US Secretary of Commerce Wilbur Ross announced has announced that the United States will implement on Friday a significant tariff on steel and aluminum imported from the European Union from today.
Mexico and Canada will also be targeted by the tariffs.
The United States has therefore decided not to extend the temporary exemption granted to the European Union until Thursday midnight and will implement taxes of 25% on steel and 10% on aluminum.
The reprieve on these taxes is also lifted for Mexico and Canada, America’s two partners in the North American Free Trade Agreement (NAFTA) whose renegotiation, started ten months ago, is struggling to succeed.
To justify his decision, Commerce Secretary Wilbur Ross said that the United States did not want to grant the twenty-eight “a permanent and unconditional exemption on tariffs.
“We had discussions with the European Commission and, although we made progress, they did not go to the point where it would have been justified either to extend the temporary exemption or to grant a permanent exemption,” Ross said.
The commerce secretary downplayed the risk of retaliation from these countries, adding that there was “potential for discussion” with the European Union. But, he warned, “as we do not know what their will be reaction to the idea of continuing discussions” despite the imposition of tariffs, “it is a bit premature to know the topics of these negotiations.”

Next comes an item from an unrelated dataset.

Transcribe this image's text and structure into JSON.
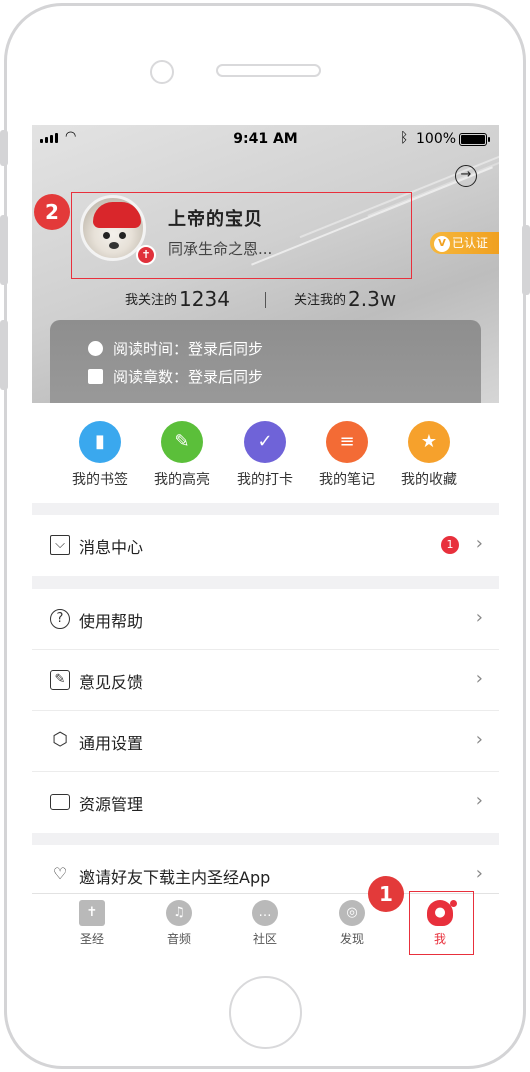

The reaction of Brussels was not long in the wake of the US decision, the President of the European Commission, Jean-Claude Juncker, said he would “announce the countermeasures in the coming hours.”
“The European Union can not stay without reacting … We are able to do exactly the same thing,” Juncker said.
Mexico, too, has decided to retaliate commercially. “Mexico will impose equivalent measures on various products,” including some steel, fruit and cheese, said the Ministry of Economy in a statement.